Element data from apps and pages
= = = = = = =

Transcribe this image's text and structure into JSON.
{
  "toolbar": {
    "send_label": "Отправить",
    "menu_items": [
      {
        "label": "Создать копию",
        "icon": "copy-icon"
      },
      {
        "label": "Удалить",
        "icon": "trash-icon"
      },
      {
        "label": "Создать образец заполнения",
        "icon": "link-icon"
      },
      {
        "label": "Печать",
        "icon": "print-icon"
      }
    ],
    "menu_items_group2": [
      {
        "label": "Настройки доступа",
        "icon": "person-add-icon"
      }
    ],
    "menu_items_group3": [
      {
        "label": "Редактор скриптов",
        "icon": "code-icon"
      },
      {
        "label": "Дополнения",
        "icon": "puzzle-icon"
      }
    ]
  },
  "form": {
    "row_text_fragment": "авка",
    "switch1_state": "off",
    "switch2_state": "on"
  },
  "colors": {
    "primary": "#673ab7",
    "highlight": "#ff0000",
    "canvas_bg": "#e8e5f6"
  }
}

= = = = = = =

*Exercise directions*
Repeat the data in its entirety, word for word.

*Solution to this exercise*
Transcribe this image's text and structure into JSON.
{
  "toolbar": {
    "send_label": "Отправить",
    "menu_items": [
      {
        "label": "Создать копию",
        "icon": "copy-icon"
      },
      {
        "label": "Удалить",
        "icon": "trash-icon"
      },
      {
        "label": "Создать образец заполнения",
        "icon": "link-icon"
      },
      {
        "label": "Печать",
        "icon": "print-icon"
      }
    ],
    "menu_items_group2": [
      {
        "label": "Настройки доступа",
        "icon": "person-add-icon"
      }
    ],
    "menu_items_group3": [
      {
        "label": "Редактор скриптов",
        "icon": "code-icon"
      },
      {
        "label": "Дополнения",
        "icon": "puzzle-icon"
      }
    ]
  },
  "form": {
    "row_text_fragment": "авка",
    "switch1_state": "off",
    "switch2_state": "on"
  },
  "colors": {
    "primary": "#673ab7",
    "highlight": "#ff0000",
    "canvas_bg": "#e8e5f6"
  }
}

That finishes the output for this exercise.